The men pulled up a few feet away. The shorter man passed the briefcase to his bodyguard and retrieved a business card from his pocket. Presenting it with both hands, he bowed and spoke in quick Japanese. “I am Yoshi. Mikatani regrets being unable to come personally.”
“Yoshi.” She handed him her own card in the same way and bowed deeper. Japanese spilled off her tongue, coming as easily as her native language. “We spoke on the phone.”
As Yoshi straightened, he looked pointedly over her shoulder. “Your chairman could not make it?”
She dipped her head. “It seems both our employers are busy. I assure you your business is safe with me.”
“Gwen Carroway. Vice President, International Relations.” He smiled as he read her card aloud, though the smile was oily and unforthcoming. She didn’t like him at all. When he looked up, the gush of the fountain reflected in his night dark eyes. “Your Japanese is excellent.”
“So is my Greek. And twenty-two other languages.”
Another smile, this one wider and slimier. His teeth looked like they’d been knocked out and shoved back in by a third grader. She understood very well that she was in the business of lies, but she was supposed to sell them, not buy them. She desperately wanted out from under his stare; she wanted this deal done.
“Do you have the remainder of the payment?”
Yoshi gestured to the briefcase. “Do you have the product?”
“Of course.” The subtle lift of her shoulders, the overly casual demeanor—she’d stolen them both directly from her father.
Reaching into her pocket, she withdrew a shiny, graphite-colored box the size of a cigarette pack tied with a red silk bow. The name Mendacia wrapped around the package in silvery embossed script.
Yoshi’s eyes clamped on to it. He licked his lips. “Does it really work?”
They’d been out in the open for a while now and the covetousness in his expression set her on edge. Her knees locked and she prayed he wouldn’t notice her legs shaking. Maybe she should just walk away from the deal . . . except that the Ofarians depended on her and her sales, not only for the money Mendacia brought in, but also for the jobs and security it provided.
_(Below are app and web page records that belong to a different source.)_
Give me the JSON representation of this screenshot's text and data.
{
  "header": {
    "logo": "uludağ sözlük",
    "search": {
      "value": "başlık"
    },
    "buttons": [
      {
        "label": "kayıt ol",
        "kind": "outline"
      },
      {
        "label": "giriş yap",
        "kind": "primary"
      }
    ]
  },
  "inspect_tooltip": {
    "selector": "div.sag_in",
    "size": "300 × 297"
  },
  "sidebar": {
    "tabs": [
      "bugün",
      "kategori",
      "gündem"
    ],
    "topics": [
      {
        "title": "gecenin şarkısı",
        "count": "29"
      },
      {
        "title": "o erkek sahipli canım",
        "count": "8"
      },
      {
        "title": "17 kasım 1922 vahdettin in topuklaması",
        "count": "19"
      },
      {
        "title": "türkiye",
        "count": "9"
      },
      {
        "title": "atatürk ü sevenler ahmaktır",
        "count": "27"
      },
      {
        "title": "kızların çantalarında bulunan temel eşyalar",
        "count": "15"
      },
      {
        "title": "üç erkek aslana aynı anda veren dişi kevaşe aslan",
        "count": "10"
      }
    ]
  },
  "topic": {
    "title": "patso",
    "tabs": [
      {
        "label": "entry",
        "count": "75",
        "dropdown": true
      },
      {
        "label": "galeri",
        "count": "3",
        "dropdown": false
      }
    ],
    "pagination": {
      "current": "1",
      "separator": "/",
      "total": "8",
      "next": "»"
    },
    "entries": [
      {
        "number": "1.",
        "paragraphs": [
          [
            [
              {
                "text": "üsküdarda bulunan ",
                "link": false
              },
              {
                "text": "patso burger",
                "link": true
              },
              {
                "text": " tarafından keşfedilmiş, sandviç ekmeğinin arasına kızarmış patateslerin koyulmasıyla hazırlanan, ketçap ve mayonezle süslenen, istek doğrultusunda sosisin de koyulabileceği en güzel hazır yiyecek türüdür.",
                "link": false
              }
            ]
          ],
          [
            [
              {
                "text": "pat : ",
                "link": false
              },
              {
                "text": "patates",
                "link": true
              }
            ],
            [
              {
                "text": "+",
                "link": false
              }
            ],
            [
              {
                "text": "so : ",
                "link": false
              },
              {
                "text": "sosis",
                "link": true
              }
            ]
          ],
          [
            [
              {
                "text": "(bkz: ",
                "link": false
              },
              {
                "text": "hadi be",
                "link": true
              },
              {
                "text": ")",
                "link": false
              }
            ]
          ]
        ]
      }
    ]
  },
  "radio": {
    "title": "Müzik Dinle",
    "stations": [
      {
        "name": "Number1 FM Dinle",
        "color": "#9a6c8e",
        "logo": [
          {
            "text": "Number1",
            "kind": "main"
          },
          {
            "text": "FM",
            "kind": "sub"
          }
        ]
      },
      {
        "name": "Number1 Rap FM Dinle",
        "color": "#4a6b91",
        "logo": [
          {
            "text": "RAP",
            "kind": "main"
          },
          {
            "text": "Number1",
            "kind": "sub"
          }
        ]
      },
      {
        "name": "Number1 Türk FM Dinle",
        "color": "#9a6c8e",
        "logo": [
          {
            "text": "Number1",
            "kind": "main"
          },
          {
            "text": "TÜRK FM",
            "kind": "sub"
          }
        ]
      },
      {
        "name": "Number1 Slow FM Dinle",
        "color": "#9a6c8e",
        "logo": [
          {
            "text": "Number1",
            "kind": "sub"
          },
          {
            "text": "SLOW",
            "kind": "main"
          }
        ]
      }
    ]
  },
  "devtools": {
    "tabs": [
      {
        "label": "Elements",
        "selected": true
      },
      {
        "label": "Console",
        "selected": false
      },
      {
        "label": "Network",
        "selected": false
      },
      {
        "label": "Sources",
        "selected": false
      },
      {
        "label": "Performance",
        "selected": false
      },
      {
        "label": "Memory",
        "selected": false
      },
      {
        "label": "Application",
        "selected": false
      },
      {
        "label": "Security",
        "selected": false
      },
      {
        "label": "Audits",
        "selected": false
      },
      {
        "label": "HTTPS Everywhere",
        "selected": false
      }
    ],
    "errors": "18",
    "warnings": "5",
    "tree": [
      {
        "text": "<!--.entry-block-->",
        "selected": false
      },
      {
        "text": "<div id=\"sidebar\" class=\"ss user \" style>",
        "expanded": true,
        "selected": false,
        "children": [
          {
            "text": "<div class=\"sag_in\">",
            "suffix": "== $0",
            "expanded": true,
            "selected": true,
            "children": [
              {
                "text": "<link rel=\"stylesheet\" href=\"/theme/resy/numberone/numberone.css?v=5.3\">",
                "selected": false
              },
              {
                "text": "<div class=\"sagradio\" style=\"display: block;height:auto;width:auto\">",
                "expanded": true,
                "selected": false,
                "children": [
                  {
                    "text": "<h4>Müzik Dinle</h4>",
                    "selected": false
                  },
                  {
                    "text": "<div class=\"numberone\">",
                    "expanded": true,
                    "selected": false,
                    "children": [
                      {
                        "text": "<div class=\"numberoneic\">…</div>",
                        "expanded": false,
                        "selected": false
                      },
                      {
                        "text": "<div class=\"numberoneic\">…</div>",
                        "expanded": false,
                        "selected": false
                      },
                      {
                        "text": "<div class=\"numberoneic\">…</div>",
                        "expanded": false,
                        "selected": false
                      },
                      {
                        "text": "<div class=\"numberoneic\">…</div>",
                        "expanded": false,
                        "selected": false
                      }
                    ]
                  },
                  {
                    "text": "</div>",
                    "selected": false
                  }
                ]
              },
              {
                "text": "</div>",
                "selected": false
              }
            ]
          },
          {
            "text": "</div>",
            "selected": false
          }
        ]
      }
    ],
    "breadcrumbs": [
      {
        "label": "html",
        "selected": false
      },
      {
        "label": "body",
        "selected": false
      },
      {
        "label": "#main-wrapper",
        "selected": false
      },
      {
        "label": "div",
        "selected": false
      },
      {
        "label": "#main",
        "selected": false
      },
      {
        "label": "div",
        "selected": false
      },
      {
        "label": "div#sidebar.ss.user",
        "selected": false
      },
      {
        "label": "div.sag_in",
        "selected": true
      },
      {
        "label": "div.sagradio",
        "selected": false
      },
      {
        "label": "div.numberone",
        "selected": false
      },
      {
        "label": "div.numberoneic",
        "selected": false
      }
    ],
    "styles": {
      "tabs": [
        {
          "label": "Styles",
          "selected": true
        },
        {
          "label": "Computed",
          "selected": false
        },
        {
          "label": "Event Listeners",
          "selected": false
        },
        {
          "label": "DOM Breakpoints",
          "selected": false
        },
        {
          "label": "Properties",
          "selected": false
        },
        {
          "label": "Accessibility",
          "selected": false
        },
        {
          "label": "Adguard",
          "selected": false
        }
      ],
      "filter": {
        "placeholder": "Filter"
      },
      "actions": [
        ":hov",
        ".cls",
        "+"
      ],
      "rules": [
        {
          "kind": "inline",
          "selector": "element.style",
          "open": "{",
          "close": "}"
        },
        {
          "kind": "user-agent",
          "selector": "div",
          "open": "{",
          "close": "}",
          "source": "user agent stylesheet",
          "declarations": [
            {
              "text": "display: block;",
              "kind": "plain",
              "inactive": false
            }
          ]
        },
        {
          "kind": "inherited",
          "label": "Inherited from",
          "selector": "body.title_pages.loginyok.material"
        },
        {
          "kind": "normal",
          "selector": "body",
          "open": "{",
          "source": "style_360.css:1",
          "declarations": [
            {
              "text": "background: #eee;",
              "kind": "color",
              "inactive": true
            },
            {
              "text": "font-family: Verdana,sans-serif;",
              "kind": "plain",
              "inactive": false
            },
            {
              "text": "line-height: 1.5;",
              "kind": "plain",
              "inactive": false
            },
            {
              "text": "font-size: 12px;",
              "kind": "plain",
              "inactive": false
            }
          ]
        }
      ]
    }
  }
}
“After Mikatani-san’s foot is amputated, use this potion as directed and no one will be able to tell. His body will seem whole. To anyone watching, he will walk without a limp.” She tilted her head, another trust me gesture borrowed from Dad, the king of sales, the master of persuasion. She couldn’t resist needling Yoshi; he rubbed her wrong in so many ways. “But I have already convinced Mikatani. I don’t need to sell it to you.”
Another swipe of Yoshi’s palm across his forehead. At last he ripped his gaze from the box. “No, of course not. I just find it hard to believe. A potion to cure what the most advanced diabetes doctors cannot?”
She jiggled the box, the bow flopping from side to side. “Not cure. Appear to cure. To hide.”
She anticipated his reaction. Expected to see disbelief cloud his expression. That usually happened with first-time clients. Only Yoshi didn’t indulge. His black eyes narrowed in a way that suggested pleasure, not doubt. “Is that all it can do? Make ailing octogenarians save face in front of their investors?”
Mendacia was far more than that. It was the Ofarians’ honor. Only the most gifted of her people were selected to learn the craft, and it was the hard work of those chosen ones who essentially supported the entire race.
The Primaries would never know that. They’d get what they paid for. Nothing more.
“It’s glamour,” she said, taking care not to look away from Yoshi’s eyes. “It can do almost anything.” Related to the user’s personal appearance, that is.
She raised the box and made an obvious glance at the briefcase. “The instructions to activate the spell are inside the box. I personally translated them and wrote out the words phonetically using Japanese pronunciation. If Mikatani-san has any questions or concerns, please call me directly.”
The errant lock of hair fell over Yoshi’s forehead ag...